Problem requirements - Your output should be every line below, copied exactly.

Given records -
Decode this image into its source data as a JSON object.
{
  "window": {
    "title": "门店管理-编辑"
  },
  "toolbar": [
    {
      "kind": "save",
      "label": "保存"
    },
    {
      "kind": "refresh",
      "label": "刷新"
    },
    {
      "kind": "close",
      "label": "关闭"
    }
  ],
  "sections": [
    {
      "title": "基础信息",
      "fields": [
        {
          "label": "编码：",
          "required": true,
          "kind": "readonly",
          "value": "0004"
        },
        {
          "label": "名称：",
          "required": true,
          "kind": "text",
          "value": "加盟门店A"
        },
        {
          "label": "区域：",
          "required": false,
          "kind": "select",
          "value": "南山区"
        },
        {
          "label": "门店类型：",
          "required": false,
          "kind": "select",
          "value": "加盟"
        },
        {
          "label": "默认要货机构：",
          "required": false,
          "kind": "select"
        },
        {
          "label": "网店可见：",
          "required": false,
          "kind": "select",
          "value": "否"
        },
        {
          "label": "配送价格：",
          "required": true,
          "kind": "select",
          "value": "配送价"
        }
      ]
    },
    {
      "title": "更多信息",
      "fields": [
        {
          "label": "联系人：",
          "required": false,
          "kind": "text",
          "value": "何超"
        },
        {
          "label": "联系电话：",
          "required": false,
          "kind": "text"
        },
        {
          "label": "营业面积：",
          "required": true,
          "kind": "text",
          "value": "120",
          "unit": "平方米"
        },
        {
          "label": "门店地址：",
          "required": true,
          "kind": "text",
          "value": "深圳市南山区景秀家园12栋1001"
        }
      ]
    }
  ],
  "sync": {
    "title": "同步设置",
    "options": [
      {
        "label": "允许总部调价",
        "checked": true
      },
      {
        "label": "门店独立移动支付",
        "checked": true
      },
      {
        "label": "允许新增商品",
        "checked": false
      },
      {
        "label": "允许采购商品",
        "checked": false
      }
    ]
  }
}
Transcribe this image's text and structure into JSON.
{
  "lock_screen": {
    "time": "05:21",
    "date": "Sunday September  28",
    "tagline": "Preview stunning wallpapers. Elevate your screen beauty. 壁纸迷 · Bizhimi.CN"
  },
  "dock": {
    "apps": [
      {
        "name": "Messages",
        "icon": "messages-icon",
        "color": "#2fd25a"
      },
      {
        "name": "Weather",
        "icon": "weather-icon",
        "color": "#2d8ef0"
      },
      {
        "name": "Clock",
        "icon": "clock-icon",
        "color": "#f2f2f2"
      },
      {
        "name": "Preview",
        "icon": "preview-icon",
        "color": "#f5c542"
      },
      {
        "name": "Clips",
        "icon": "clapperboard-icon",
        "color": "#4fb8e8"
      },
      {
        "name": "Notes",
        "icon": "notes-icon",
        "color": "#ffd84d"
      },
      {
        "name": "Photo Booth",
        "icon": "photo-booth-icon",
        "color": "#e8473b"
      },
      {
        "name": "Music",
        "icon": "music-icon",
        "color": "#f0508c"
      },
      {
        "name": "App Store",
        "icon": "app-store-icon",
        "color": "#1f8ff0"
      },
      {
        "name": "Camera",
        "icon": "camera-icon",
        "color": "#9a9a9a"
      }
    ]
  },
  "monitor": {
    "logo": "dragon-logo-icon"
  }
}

Exercise answer -
Decode this image into its source data as a JSON object.
{
  "window": {
    "title": "门店管理-编辑"
  },
  "toolbar": [
    {
      "kind": "save",
      "label": "保存"
    },
    {
      "kind": "refresh",
      "label": "刷新"
    },
    {
      "kind": "close",
      "label": "关闭"
    }
  ],
  "sections": [
    {
      "title": "基础信息",
      "fields": [
        {
          "label": "编码：",
          "required": true,
          "kind": "readonly",
          "value": "0004"
        },
        {
          "label": "名称：",
          "required": true,
          "kind": "text",
          "value": "加盟门店A"
        },
        {
          "label": "区域：",
          "required": false,
          "kind": "select",
          "value": "南山区"
        },
        {
          "label": "门店类型：",
          "required": false,
          "kind": "select",
          "value": "加盟"
        },
        {
          "label": "默认要货机构：",
          "required": false,
          "kind": "select"
        },
        {
          "label": "网店可见：",
          "required": false,
          "kind": "select",
          "value": "否"
        },
        {
          "label": "配送价格：",
          "required": true,
          "kind": "select",
          "value": "配送价"
        }
      ]
    },
    {
      "title": "更多信息",
      "fields": [
        {
          "label": "联系人：",
          "required": false,
          "kind": "text",
          "value": "何超"
        },
        {
          "label": "联系电话：",
          "required": false,
          "kind": "text"
        },
        {
          "label": "营业面积：",
          "required": true,
          "kind": "text",
          "value": "120",
          "unit": "平方米"
        },
        {
          "label": "门店地址：",
          "required": true,
          "kind": "text",
          "value": "深圳市南山区景秀家园12栋1001"
        }
      ]
    }
  ],
  "sync": {
    "title": "同步设置",
    "options": [
      {
        "label": "允许总部调价",
        "checked": true
      },
      {
        "label": "门店独立移动支付",
        "checked": true
      },
      {
        "label": "允许新增商品",
        "checked": false
      },
      {
        "label": "允许采购商品",
        "checked": false
      }
    ]
  }
}
Transcribe this image's text and structure into JSON.
{
  "lock_screen": {
    "time": "05:21",
    "date": "Sunday September  28",
    "tagline": "Preview stunning wallpapers. Elevate your screen beauty. 壁纸迷 · Bizhimi.CN"
  },
  "dock": {
    "apps": [
      {
        "name": "Messages",
        "icon": "messages-icon",
        "color": "#2fd25a"
      },
      {
        "name": "Weather",
        "icon": "weather-icon",
        "color": "#2d8ef0"
      },
      {
        "name": "Clock",
        "icon": "clock-icon",
        "color": "#f2f2f2"
      },
      {
        "name": "Preview",
        "icon": "preview-icon",
        "color": "#f5c542"
      },
      {
        "name": "Clips",
        "icon": "clapperboard-icon",
        "color": "#4fb8e8"
      },
      {
        "name": "Notes",
        "icon": "notes-icon",
        "color": "#ffd84d"
      },
      {
        "name": "Photo Booth",
        "icon": "photo-booth-icon",
        "color": "#e8473b"
      },
      {
        "name": "Music",
        "icon": "music-icon",
        "color": "#f0508c"
      },
      {
        "name": "App Store",
        "icon": "app-store-icon",
        "color": "#1f8ff0"
      },
      {
        "name": "Camera",
        "icon": "camera-icon",
        "color": "#9a9a9a"
      }
    ]
  },
  "monitor": {
    "logo": "dragon-logo-icon"
  }
}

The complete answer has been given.